Indian exporters should increase shipments of cars and wheat to Ethiopia
Isn’t it surprising that India (which has so many domestic cellphone producers) exports only 0.07% of telephones imported by Ethiopia. With a strong manufacturing base, where it exports about $1.5 billion worth of aircraft parts to the world, it doesn’t pay attention to the $90 million plus demand in Ethiopia. Packaged and unpackaged medicaments and medical instruments, large construction vehicles, stone processing machines, and even gas turbines (of which India supplies nothing – some opportunity there!) – count the products and their count keeps on rising, there are reasons aplenty for Indian exporters to bet bigger on the Ethiopian market in the days to come.
For exporters looking at longer term and a bigger picture, investing in Ethiopia could also be an option. For Ethiopia to be able to integrate and assimilate foreign investment into its economy, the levels of technology and capital intensiveness should be appropriate for a developing economy. India’s long experience in developing appropriate technology and in the promotion of small industries could be used by Ethiopia, keeping the above objective in mind.
Opportunities for foreign investment in Ethiopia abound in the areas of mineral extraction, agro based industries and light manufacturing. Indian businesses can invest either individually or as a consortium in areas like infrastructure development and mineral extraction. Smaller units can be set up to tap opportunities in areas like leather & leather manufactures and food processing.
With well-chosen product categories, Indian exporters will find that getting an epic blend of products to cajole buyers in Ethiopia isn’t too difficult an exercise. A GDP growth forecasted of 7-8% over the next five years (Ethiopia is listed as one of the 26 nations that will record the fastest growth between 2012 and 2050 as per a report by HSBC) with expectations of a fast rising per capita income (that will become five times in the next thirty years from the current $410; as per World Bank, UN population projections and HSBC estimates), a young nation with a median age of 17.6 years and with over 64% under the age of 24 – the Ethiopian safari is one instance where it is hard to deny that every investor involved in the race to capture Ethiopia will fail to cash in on the market’s sweetness.
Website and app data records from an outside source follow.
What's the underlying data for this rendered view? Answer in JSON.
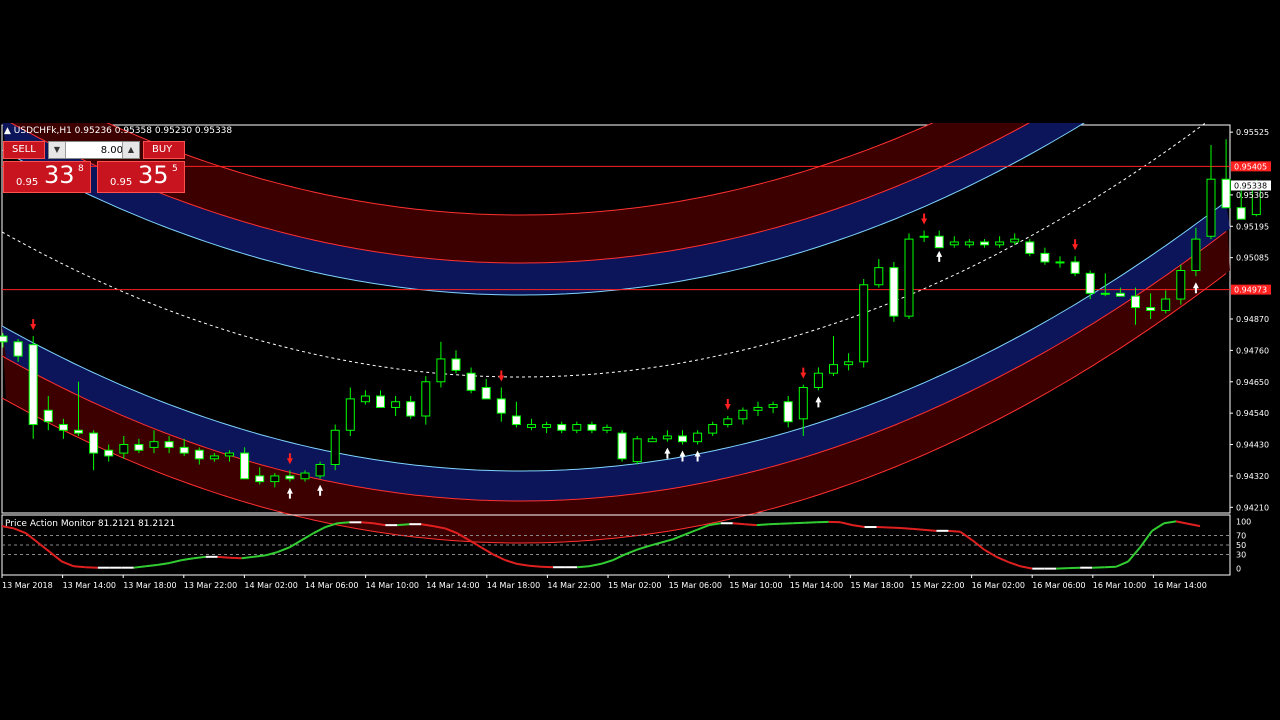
{
  "symbol_header": {
    "text": "USDCHFk,H1  0.95236 0.95358 0.95230 0.95338"
  },
  "trade_panel": {
    "sell_label": "SELL",
    "buy_label": "BUY",
    "lot_value": "8.00",
    "sell_price_prefix": "0.95",
    "sell_price_big": "33",
    "sell_price_sup": "8",
    "buy_price_prefix": "0.95",
    "buy_price_big": "35",
    "buy_price_sup": "5",
    "color": "#c8141e"
  },
  "indicator_title": "Price Action Monitor 81.2121 81.2121",
  "chart_data": {
    "type": "candlestick",
    "symbol": "USDCHFk",
    "timeframe": "H1",
    "ohlc_header": [
      0.95236,
      0.95358,
      0.9523,
      0.95338
    ],
    "y_ticks": [
      "0.95525",
      "0.95305",
      "0.95195",
      "0.95085",
      "0.94870",
      "0.94760",
      "0.94650",
      "0.94540",
      "0.94430",
      "0.94320",
      "0.94210"
    ],
    "ylim": [
      0.9419,
      0.9555
    ],
    "current_price_label": "0.95338",
    "horizontal_lines": [
      {
        "label": "0.95405",
        "value": 0.95405,
        "color": "#ff2020"
      },
      {
        "label": "0.94973",
        "value": 0.94973,
        "color": "#ff2020"
      }
    ],
    "x_labels": [
      "13 Mar 2018",
      "13 Mar 14:00",
      "13 Mar 18:00",
      "13 Mar 22:00",
      "14 Mar 02:00",
      "14 Mar 06:00",
      "14 Mar 10:00",
      "14 Mar 14:00",
      "14 Mar 18:00",
      "14 Mar 22:00",
      "15 Mar 02:00",
      "15 Mar 06:00",
      "15 Mar 10:00",
      "15 Mar 14:00",
      "15 Mar 18:00",
      "15 Mar 22:00",
      "16 Mar 02:00",
      "16 Mar 06:00",
      "16 Mar 10:00",
      "16 Mar 14:00"
    ],
    "candles": [
      [
        0.9481,
        0.9482,
        0.9477,
        0.9479
      ],
      [
        0.9479,
        0.948,
        0.9472,
        0.9474
      ],
      [
        0.9478,
        0.9481,
        0.9445,
        0.945
      ],
      [
        0.9455,
        0.946,
        0.9448,
        0.9451
      ],
      [
        0.945,
        0.9452,
        0.9445,
        0.9448
      ],
      [
        0.9448,
        0.9465,
        0.9446,
        0.9447
      ],
      [
        0.9447,
        0.9448,
        0.9434,
        0.944
      ],
      [
        0.9441,
        0.9443,
        0.9437,
        0.9439
      ],
      [
        0.944,
        0.9446,
        0.9438,
        0.9443
      ],
      [
        0.9443,
        0.9445,
        0.944,
        0.9441
      ],
      [
        0.9442,
        0.9448,
        0.944,
        0.9444
      ],
      [
        0.9444,
        0.9446,
        0.944,
        0.9442
      ],
      [
        0.9442,
        0.9445,
        0.9439,
        0.944
      ],
      [
        0.9441,
        0.9442,
        0.9436,
        0.9438
      ],
      [
        0.9438,
        0.944,
        0.9437,
        0.9439
      ],
      [
        0.9439,
        0.9441,
        0.9437,
        0.944
      ],
      [
        0.944,
        0.9442,
        0.9434,
        0.9431
      ],
      [
        0.9432,
        0.9435,
        0.9429,
        0.943
      ],
      [
        0.943,
        0.9433,
        0.9428,
        0.9432
      ],
      [
        0.9432,
        0.9434,
        0.943,
        0.9431
      ],
      [
        0.9431,
        0.9434,
        0.943,
        0.9433
      ],
      [
        0.9432,
        0.9437,
        0.9431,
        0.9436
      ],
      [
        0.9436,
        0.945,
        0.9434,
        0.9448
      ],
      [
        0.9448,
        0.9463,
        0.9446,
        0.9459
      ],
      [
        0.9458,
        0.9462,
        0.9457,
        0.946
      ],
      [
        0.946,
        0.9462,
        0.9456,
        0.9456
      ],
      [
        0.9456,
        0.946,
        0.9453,
        0.9458
      ],
      [
        0.9458,
        0.946,
        0.9452,
        0.9453
      ],
      [
        0.9453,
        0.9467,
        0.945,
        0.9465
      ],
      [
        0.9465,
        0.9479,
        0.9463,
        0.9473
      ],
      [
        0.9473,
        0.9476,
        0.9468,
        0.9469
      ],
      [
        0.9468,
        0.947,
        0.9461,
        0.9462
      ],
      [
        0.9463,
        0.9466,
        0.9459,
        0.9459
      ],
      [
        0.9459,
        0.9463,
        0.9451,
        0.9454
      ],
      [
        0.9453,
        0.9458,
        0.9449,
        0.945
      ],
      [
        0.9449,
        0.9452,
        0.9448,
        0.945
      ],
      [
        0.9449,
        0.9451,
        0.9447,
        0.945
      ],
      [
        0.945,
        0.9451,
        0.9447,
        0.9448
      ],
      [
        0.9448,
        0.9451,
        0.9447,
        0.945
      ],
      [
        0.945,
        0.9451,
        0.9447,
        0.9448
      ],
      [
        0.9448,
        0.945,
        0.9447,
        0.9449
      ],
      [
        0.9447,
        0.9448,
        0.9437,
        0.9438
      ],
      [
        0.9437,
        0.9446,
        0.9436,
        0.9445
      ],
      [
        0.9444,
        0.9446,
        0.9444,
        0.9445
      ],
      [
        0.9445,
        0.9448,
        0.9444,
        0.9446
      ],
      [
        0.9446,
        0.9448,
        0.9443,
        0.9444
      ],
      [
        0.9444,
        0.9448,
        0.9443,
        0.9447
      ],
      [
        0.9447,
        0.9451,
        0.9446,
        0.945
      ],
      [
        0.945,
        0.9453,
        0.9449,
        0.9452
      ],
      [
        0.9452,
        0.9456,
        0.945,
        0.9455
      ],
      [
        0.9455,
        0.9458,
        0.9453,
        0.9456
      ],
      [
        0.9456,
        0.9458,
        0.9454,
        0.9457
      ],
      [
        0.9458,
        0.946,
        0.9449,
        0.9451
      ],
      [
        0.9452,
        0.9464,
        0.9446,
        0.9463
      ],
      [
        0.9463,
        0.947,
        0.9462,
        0.9468
      ],
      [
        0.9468,
        0.9481,
        0.9467,
        0.9471
      ],
      [
        0.9471,
        0.9475,
        0.9469,
        0.9472
      ],
      [
        0.9472,
        0.9501,
        0.947,
        0.9499
      ],
      [
        0.9499,
        0.9508,
        0.9498,
        0.9505
      ],
      [
        0.9505,
        0.9507,
        0.9486,
        0.9488
      ],
      [
        0.9488,
        0.9517,
        0.9487,
        0.9515
      ],
      [
        0.9516,
        0.9518,
        0.9514,
        0.9516
      ],
      [
        0.9516,
        0.9518,
        0.9513,
        0.9512
      ],
      [
        0.9513,
        0.9516,
        0.9512,
        0.9514
      ],
      [
        0.9513,
        0.9515,
        0.9512,
        0.9514
      ],
      [
        0.9514,
        0.9515,
        0.9512,
        0.9513
      ],
      [
        0.9513,
        0.9516,
        0.9512,
        0.9514
      ],
      [
        0.9514,
        0.9517,
        0.9513,
        0.9515
      ],
      [
        0.9514,
        0.9515,
        0.9509,
        0.951
      ],
      [
        0.951,
        0.9512,
        0.9506,
        0.9507
      ],
      [
        0.9507,
        0.9509,
        0.9505,
        0.9507
      ],
      [
        0.9507,
        0.9509,
        0.9502,
        0.9503
      ],
      [
        0.9503,
        0.9504,
        0.9494,
        0.9496
      ],
      [
        0.9496,
        0.9503,
        0.9495,
        0.9496
      ],
      [
        0.9496,
        0.9498,
        0.9495,
        0.9495
      ],
      [
        0.9495,
        0.9498,
        0.9485,
        0.9491
      ],
      [
        0.9491,
        0.9496,
        0.9487,
        0.949
      ],
      [
        0.949,
        0.9497,
        0.9489,
        0.9494
      ],
      [
        0.9494,
        0.9506,
        0.9492,
        0.9504
      ],
      [
        0.9504,
        0.9519,
        0.9502,
        0.9515
      ],
      [
        0.9516,
        0.9548,
        0.9515,
        0.9536
      ],
      [
        0.9536,
        0.955,
        0.9526,
        0.9526
      ],
      [
        0.9526,
        0.9532,
        0.9522,
        0.9522
      ],
      [
        0.95236,
        0.95358,
        0.9523,
        0.95338
      ]
    ],
    "sell_arrow_indices": [
      2,
      19,
      33,
      48,
      53,
      61,
      71
    ],
    "buy_arrow_indices": [
      19,
      21,
      44,
      45,
      46,
      54,
      62,
      79
    ],
    "band_colors": {
      "outer": "#ff3030",
      "outer_fill": "#3c0000",
      "inner_fill": "#0c145a",
      "center_line": "#7fd4ff",
      "midline": "#ffffff"
    },
    "indicator": {
      "name": "Price Action Monitor",
      "values_shown": [
        81.2121,
        81.2121
      ],
      "y_ticks": [
        "100",
        "70",
        "50",
        "30",
        "0"
      ],
      "levels": [
        70,
        50,
        30
      ],
      "ylim": [
        -5,
        105
      ],
      "series": [
        90,
        85,
        75,
        55,
        35,
        15,
        5,
        3,
        2,
        2,
        2,
        2,
        5,
        8,
        12,
        18,
        22,
        25,
        25,
        23,
        22,
        25,
        28,
        35,
        45,
        60,
        75,
        88,
        96,
        98,
        98,
        96,
        92,
        92,
        94,
        94,
        90,
        85,
        75,
        60,
        45,
        30,
        18,
        10,
        6,
        4,
        3,
        3,
        3,
        5,
        10,
        18,
        30,
        40,
        48,
        55,
        62,
        72,
        82,
        92,
        96,
        96,
        94,
        92,
        94,
        95,
        96,
        97,
        98,
        99,
        98,
        92,
        88,
        88,
        87,
        86,
        84,
        82,
        80,
        80,
        78,
        60,
        40,
        25,
        14,
        5,
        0,
        0,
        0,
        1,
        2,
        2,
        3,
        4,
        15,
        45,
        80,
        96,
        100,
        95,
        90
      ]
    }
  }
}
India already supplies 73% of sugar demanded by this market. It’s time to make the shipping basket sweeter.
(The author is a former Dean of The Indian Institute of Foreign Trade (IIFT), New Delhi)
Sourced here https://www.thedollarbusiness.com/ethiopia/